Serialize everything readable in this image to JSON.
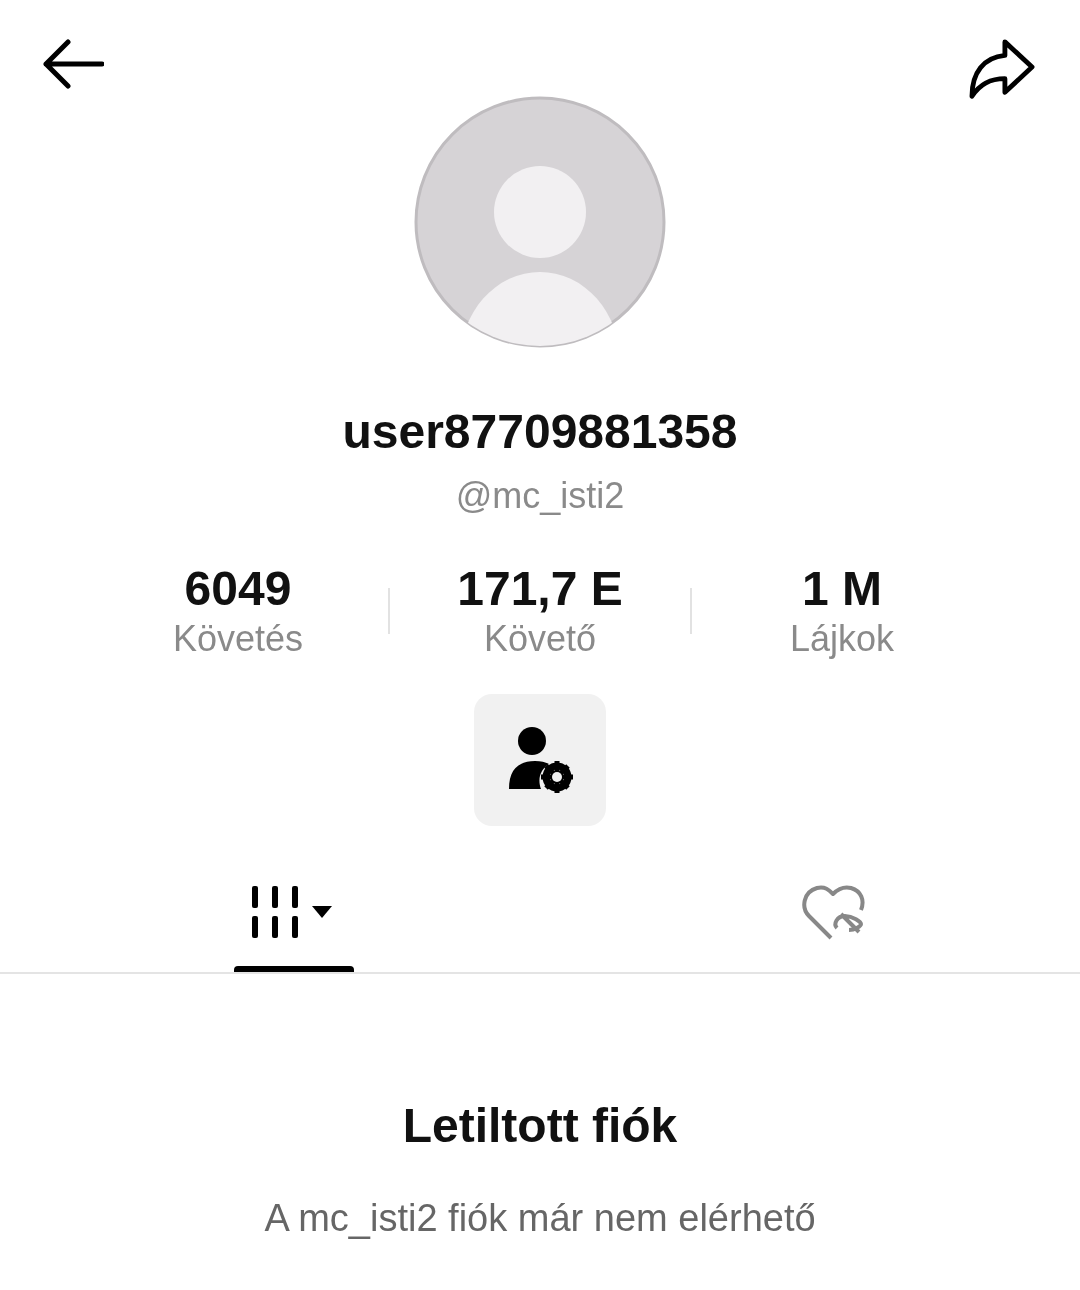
{
  "profile": {
    "display_name": "user87709881358",
    "handle": "@mc_isti2"
  },
  "stats": [
    {
      "value": "6049",
      "label": "Követés"
    },
    {
      "value": "171,7 E",
      "label": "Követő"
    },
    {
      "value": "1 M",
      "label": "Lájkok"
    }
  ],
  "tabs": [
    {
      "kind": "videos",
      "selected": true
    },
    {
      "kind": "liked",
      "selected": false
    }
  ],
  "notice": {
    "title": "Letiltott fiók",
    "message": "A mc_isti2 fiók már nem elérhető"
  }
}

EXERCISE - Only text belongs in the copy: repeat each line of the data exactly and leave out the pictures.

TASK SOLUTION -
Serialize everything readable in this image to JSON.
{
  "profile": {
    "display_name": "user87709881358",
    "handle": "@mc_isti2"
  },
  "stats": [
    {
      "value": "6049",
      "label": "Követés"
    },
    {
      "value": "171,7 E",
      "label": "Követő"
    },
    {
      "value": "1 M",
      "label": "Lájkok"
    }
  ],
  "tabs": [
    {
      "kind": "videos",
      "selected": true
    },
    {
      "kind": "liked",
      "selected": false
    }
  ],
  "notice": {
    "title": "Letiltott fiók",
    "message": "A mc_isti2 fiók már nem elérhető"
  }
}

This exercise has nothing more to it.